With construction mishaps occurring and making headline after headline, we wonder why such problems persist.
Despite the plethora of laws to safeguard against such incidents, they continue to happen.
The public and safety practitioners should know that the authorities alone cannot contain and combat the problem if we continue to ignore the matter and adopt the “do what we want to do as long as one does not get caught” attitude.
We know too well that when an incident of such a nature happens, what follow are investigations, inquests, recommendations and actions against those responsible, as well as corrective and preventive measures to preclude recurrence.
That begets these questions:
DO we wait for another incident to happen before we take action or do we act to prevent it?; and,
SURELY, there are lessons to be learned in each and every incident investigated.
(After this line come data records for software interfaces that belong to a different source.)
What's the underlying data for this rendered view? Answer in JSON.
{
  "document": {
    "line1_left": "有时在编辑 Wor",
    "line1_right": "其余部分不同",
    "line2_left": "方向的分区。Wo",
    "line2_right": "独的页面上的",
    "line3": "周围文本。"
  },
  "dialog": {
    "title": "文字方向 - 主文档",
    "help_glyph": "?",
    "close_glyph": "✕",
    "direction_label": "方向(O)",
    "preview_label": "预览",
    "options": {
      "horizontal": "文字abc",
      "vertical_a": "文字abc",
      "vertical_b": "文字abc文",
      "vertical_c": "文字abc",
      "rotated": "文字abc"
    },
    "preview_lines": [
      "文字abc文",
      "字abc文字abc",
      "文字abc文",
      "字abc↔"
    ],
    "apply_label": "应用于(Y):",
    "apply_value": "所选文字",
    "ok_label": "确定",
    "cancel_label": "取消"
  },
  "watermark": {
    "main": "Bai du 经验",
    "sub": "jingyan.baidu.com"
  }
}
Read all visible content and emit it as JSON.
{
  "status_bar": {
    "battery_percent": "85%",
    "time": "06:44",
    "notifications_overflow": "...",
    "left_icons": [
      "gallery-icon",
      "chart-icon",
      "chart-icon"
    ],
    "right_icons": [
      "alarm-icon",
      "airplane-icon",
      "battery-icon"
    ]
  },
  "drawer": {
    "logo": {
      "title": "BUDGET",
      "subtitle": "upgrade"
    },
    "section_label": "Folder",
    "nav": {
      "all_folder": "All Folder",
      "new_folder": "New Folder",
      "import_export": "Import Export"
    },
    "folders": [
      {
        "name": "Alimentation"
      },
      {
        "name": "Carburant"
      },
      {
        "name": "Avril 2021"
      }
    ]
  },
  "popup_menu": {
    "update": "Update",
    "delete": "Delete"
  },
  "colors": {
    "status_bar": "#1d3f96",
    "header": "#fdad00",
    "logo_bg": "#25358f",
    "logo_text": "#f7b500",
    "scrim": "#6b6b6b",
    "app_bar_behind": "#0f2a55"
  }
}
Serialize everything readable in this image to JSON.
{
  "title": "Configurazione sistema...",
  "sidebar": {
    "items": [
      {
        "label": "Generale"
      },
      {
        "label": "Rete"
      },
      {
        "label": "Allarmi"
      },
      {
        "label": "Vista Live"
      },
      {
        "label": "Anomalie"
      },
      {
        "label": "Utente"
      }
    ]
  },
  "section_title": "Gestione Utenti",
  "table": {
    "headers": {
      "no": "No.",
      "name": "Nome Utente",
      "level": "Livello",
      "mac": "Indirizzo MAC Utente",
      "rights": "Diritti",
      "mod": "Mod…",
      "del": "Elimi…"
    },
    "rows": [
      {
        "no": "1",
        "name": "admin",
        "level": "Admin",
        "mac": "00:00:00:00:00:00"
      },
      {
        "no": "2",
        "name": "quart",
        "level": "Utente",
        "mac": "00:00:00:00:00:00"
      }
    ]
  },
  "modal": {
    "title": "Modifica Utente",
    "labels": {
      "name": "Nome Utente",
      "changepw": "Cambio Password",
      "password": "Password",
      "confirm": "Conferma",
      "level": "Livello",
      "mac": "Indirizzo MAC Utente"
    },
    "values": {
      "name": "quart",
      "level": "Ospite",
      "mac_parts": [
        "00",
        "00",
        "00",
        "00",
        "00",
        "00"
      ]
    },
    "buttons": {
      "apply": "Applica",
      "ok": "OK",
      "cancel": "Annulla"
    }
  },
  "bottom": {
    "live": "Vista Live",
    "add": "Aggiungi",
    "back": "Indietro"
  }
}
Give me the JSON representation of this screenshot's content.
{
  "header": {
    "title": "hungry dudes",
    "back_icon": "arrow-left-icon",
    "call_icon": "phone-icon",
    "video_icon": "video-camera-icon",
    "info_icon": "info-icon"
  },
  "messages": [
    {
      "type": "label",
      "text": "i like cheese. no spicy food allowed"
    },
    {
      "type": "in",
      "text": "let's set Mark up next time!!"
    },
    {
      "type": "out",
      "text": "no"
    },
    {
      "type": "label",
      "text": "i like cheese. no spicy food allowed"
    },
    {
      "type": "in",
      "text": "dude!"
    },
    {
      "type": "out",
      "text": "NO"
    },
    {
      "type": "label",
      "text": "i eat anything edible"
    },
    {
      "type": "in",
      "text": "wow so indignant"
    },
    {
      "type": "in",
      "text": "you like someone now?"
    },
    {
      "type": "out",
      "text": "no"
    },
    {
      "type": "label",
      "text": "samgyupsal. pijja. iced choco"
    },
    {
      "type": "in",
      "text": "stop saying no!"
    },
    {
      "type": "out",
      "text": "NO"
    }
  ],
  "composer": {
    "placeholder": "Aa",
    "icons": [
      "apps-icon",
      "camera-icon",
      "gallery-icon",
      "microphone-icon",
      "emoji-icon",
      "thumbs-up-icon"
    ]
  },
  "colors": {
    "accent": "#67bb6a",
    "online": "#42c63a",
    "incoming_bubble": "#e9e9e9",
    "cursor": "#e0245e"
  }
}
But do we ever learn from these tragedies and is the outcome shared with others?
I wish to refer to the approach adopted by the world aviation industry, in which the outcome of each air accident investigation is shared with all air operators and authorities through official reports.
Air safety has improved tremendously, thanks to the adage and attitude that everyone makes mistake: it’s only a fool that makes the same mistakes twice and a wiser person learns from other’s mistakes.
Safety is everyone’s concern, from individuals to practitioners. Awareness of safety should lead to the adoption of safe work cultures and practices by all stakeholders.
However, general safety awareness should reach all levels of society.
Safety culture could begin at home and enhanced as safe work culture at the workplace.
The Alliance for a Safe Community recognises that the authorities and professionals in occupational safety deal with specific areas of construction safety, such as in the Taman Desa incident.
However, the public can collaborate with the authorities to take parallel action to create better safety awareness towards building a safer Malaysia.
TAN SRI LEE LAM THYE
CHAIRMAN, ALLIANCE FOR A SAFE COMMUNITY
The views expressed in this article are the author’s own and do not necessarily reflect those of the New Straits Times